My immediate reaction to reading it was “I’m not going to give up my cats.” My husband challenged me “Are you saying that you would rather go blind?” Logically the answer should have been obvious, because going blind is among the worst fates I can imagine. Yet I did not know what to say, which made me wonder if I care too much about the cats.

Concern for companion animals can affect many of the decisions which may have to be made in the case of their owners’ declining health or advancing age. After adopting Magic and Leo it was a bit of a shock to realise that I should probably not get any more kittens in case I die before they do, even though I belong to Auckland SPCA’s “Circle” program which provides for this eventuality. I wouldn’t want to move into an apartment without a safe outdoor space for cats to play, or enter a retirement home where cats were not allowed. And though I sometimes wonder about returning to live in England for my declining years, I wouldn’t want to put my cats through the stress of relocation – even though when we once brought two other cats from England to New Zealand they did not seem too upset by the long flight.
Maybe it is misguided to let cat-related considerations carry too much weight when making major life choices. And I can’t predict how I would actually feel if and when one of these situations arises in future. Meanwhile I am happy to be still fit and well, and living in a house with a large garden which is ideal for cats.

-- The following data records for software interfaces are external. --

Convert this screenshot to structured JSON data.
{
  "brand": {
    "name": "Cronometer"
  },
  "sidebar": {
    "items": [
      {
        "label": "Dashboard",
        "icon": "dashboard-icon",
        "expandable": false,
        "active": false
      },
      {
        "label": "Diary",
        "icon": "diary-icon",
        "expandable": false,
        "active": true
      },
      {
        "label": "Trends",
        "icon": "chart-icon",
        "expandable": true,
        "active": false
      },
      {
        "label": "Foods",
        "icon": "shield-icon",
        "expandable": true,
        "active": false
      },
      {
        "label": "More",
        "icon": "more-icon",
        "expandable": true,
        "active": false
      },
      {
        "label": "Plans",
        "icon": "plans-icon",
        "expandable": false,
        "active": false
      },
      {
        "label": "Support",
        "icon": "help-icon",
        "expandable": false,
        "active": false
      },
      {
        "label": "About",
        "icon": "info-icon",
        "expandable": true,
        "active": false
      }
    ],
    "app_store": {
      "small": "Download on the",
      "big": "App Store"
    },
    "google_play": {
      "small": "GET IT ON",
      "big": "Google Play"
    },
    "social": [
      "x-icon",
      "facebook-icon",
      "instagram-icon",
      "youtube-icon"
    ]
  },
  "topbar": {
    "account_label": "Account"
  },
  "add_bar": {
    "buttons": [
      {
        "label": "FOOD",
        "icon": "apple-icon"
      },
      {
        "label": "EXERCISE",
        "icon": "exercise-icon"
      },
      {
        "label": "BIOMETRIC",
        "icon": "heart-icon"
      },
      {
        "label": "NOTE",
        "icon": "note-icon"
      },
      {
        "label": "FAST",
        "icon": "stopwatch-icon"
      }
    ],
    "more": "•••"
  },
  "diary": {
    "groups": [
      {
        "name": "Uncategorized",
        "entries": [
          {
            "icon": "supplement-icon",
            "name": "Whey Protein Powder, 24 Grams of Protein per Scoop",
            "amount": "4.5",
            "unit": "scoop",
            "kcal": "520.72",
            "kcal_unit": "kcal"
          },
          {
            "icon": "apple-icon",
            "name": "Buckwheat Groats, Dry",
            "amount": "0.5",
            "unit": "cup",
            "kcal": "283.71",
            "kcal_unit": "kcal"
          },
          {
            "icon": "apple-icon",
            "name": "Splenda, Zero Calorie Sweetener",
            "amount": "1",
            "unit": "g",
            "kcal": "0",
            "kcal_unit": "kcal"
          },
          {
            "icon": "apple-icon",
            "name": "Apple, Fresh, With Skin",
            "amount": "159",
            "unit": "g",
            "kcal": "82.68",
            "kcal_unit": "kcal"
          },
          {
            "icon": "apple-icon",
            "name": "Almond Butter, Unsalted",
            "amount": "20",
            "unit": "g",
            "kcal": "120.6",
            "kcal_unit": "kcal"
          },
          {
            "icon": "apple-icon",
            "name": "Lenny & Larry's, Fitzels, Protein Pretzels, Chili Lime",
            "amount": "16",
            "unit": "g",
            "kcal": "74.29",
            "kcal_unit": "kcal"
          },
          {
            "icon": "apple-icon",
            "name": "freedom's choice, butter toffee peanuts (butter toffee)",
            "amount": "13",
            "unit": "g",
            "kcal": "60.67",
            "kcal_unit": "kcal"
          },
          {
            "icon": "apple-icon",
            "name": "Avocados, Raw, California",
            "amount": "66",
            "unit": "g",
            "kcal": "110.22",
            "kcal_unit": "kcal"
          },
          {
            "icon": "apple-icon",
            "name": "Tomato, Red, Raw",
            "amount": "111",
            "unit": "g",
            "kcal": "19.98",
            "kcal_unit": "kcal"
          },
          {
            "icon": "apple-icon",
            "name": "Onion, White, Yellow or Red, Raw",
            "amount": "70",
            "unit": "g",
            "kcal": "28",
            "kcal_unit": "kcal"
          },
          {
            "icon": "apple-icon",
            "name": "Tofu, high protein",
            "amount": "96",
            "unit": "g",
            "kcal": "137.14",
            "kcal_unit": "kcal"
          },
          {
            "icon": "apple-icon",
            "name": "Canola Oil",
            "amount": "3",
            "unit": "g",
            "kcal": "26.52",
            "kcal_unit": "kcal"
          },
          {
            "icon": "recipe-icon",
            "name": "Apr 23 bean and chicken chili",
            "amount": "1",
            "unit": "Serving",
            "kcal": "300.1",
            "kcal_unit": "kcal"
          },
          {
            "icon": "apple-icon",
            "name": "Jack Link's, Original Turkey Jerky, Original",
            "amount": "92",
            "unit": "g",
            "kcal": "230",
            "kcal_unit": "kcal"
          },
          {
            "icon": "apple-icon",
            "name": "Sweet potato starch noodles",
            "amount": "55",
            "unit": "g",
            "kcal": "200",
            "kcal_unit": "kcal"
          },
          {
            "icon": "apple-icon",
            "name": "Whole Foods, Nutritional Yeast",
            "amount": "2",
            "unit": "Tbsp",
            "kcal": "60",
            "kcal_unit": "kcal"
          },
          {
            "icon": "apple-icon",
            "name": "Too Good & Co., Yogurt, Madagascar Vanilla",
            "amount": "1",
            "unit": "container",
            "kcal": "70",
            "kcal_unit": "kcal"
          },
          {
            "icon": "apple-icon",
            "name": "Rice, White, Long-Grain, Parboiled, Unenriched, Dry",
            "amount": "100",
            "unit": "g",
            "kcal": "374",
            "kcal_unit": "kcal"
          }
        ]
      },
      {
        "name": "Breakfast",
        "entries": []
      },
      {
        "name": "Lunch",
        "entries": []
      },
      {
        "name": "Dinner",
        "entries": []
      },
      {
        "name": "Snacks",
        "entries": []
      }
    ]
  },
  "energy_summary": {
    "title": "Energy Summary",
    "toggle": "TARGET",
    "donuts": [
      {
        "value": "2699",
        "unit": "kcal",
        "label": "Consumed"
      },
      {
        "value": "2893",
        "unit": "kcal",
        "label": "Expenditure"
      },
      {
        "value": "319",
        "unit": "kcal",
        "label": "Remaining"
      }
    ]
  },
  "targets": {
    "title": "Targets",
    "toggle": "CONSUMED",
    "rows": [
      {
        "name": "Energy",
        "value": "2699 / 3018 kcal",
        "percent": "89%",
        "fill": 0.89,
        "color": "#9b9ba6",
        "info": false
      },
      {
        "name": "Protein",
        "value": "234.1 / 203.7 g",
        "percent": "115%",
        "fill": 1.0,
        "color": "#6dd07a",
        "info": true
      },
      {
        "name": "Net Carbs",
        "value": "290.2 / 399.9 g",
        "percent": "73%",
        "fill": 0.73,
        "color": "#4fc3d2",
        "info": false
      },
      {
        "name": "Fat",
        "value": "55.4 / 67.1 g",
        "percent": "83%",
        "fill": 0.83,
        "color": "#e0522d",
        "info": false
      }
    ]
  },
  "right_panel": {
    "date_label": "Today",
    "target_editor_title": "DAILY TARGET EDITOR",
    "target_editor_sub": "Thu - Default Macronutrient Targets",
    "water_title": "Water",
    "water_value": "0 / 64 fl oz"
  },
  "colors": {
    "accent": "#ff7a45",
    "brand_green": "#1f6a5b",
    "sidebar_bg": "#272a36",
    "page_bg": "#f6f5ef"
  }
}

Turning a blog into a book

Having covered quite a wide selection of topics on this blog, I decided to combine some of the posts into a short ebook.

Turning a blog into a book would be quite an easy project for a writer who had started off with that aim in mind, and planned out the topics of the posts in advance. A non-fiction example is the cookery blog which formed the basis of the book Julie and Julia, and of the film with the same name. The method can also be used for fiction, as the modern equivalent of the Victorian fashion of serialising the chapters of a novel in a magazine before publishing it as a whole. It gives the writer the option of making changes to the book as it develops, in response to comments from readers.

The contents of this blog were not planned out in advance, and if I had used one of the paid services which can handle the technical aspects of “booking a blog”, the result would have been a hopeless muddle. My posts were written in random order rather than in any logical sequence, and there was some overlap of content between them. Adapting them into a book involved a great deal more editing than I expected. But I have finished it now and I hope the resulting ebook, called Wellbeing for Writers, will be published this week.